There are two critical goals:
1. Avoiding a repeat of the early 1990s collapse of the communist regime, partly as a result of money supplies running dry from Moscow;
2. Avoiding a repeat of the last 1o years in terms of weak strategizing, weak coordination, less-than-adequate prioritization, mismanagement, waste, graft, nepotism, impunity, and fraud. The fact that after all these years, Afghan state institutions are still having major difficulties with the expenditure of their development budget is a sign of structural dissonance, low capacity, and weak middle-to-upper management skills. Unprofessional auditing systems have given rise to political manipulation.
The immediate remedy is not just about channeling a greater percentage of foreign aid through government channels (although that has to be a consideration), it is about competent leadership at the helm of weak institutions who can restructure and assure fiscal discipline by adopting result-oriented strategies.

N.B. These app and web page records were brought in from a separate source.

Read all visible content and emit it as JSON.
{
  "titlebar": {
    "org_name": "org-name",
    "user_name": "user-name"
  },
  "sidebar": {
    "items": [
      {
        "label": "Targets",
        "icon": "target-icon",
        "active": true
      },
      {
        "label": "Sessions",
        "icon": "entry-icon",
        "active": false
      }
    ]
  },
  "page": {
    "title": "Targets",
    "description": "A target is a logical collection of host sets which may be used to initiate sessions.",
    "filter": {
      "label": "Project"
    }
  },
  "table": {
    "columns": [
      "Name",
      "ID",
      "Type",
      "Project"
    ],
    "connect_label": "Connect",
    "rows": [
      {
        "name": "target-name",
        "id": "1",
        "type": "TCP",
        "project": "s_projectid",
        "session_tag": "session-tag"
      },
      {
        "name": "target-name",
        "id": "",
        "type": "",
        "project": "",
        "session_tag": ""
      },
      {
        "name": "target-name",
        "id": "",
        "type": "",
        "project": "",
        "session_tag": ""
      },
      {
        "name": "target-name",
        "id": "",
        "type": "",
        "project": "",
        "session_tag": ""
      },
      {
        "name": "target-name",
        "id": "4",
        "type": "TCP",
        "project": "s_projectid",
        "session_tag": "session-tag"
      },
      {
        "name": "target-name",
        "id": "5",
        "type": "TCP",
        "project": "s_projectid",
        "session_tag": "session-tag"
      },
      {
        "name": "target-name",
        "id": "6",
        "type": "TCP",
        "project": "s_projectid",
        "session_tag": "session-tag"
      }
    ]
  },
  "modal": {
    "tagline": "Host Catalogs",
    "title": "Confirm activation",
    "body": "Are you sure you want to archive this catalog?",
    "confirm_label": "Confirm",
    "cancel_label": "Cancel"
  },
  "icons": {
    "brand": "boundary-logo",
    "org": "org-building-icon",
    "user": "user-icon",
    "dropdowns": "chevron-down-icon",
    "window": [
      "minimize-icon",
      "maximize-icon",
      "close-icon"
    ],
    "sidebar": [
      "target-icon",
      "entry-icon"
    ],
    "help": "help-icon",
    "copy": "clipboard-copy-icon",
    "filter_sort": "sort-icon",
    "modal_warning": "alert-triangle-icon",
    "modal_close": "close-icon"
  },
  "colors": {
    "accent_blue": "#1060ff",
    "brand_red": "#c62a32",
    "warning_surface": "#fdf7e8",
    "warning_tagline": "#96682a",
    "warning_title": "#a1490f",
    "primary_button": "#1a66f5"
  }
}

The trust factor has eroded so deeply between government and the public, and between the donors and Afghan authorities, that it is becoming increasingly difficult to initiate real reforms, fight corruption (starting at higher levels) and adopt better governance practices. The rebound requires a major effort on the part of the Afghan government to implement widespread consultation and participatory decision-making in order to rebuild confidence.
It is expected that discussions at Tokyo 2 will also focus on regional integration and cooperation. While Afghan security challenges are fed by neighborhood players, all efforts should be made to prevent an economic relapse post-2014 and facilitate a democratic and peaceful transfer of power.
As Afghanistan aims to exploit its underground mineral wealth and oil and gas reserves – to a large extent subject to relative peace and stability – and serve as the regional linkage for the "new silk road," it will be incumbent upon the authorities to adopt laws on access to information, and set up credible watchdog functions, and for all sides to follow strict rules pertaining to transparency, accountability, and environmental and cultural sensitivity.
In the Afghan context, reform requires political will, a competent and committed team, as well as a belief in good governance and rule of law, in creating effective partnerships across international, communal and private, public alignments, and in designing smart and sustainable projects that take into consideration the needs and rights of communities, including women, girls, and minorities.
The Afghan government will reportedly make a request for almost $4 billion of annual aid until 2025, and will agree to sign off on a "Mutual Accountability Framework" spelling out obligations on all sides.
Tokyo 2 needs to make use of best practices and agree on what constitutes a priority program. Donors also need to assure sustainability of all projects proposed by the Afghan side as part of the more than 20 programs that will require funding. There will be a requirement to put in place functional follow-up mechanisms and track established benchmarks.
While the international community takes yet another step to affirm its long-term commitment to Afghanistan — following the Chicago NATO summit in May and the Bonn 2 conference last December — Afghanistan will need to give assurances that it is adopting a reformist agenda that not only would enable all transitions to succeed but would make Afghanistan more self-sufficient within in a more stable region. Together they need to reduce the risks inherent to fragility.
Omar Samad is Senior Afghanistan Expert at the United States Institute of Peace in Washington D.C. Formerly, he served as Afghanistan’s Ambassador to France (2009-2011) and Canada (2004-2009). He was spokesperson for the Foreign Ministry between 2001-2004.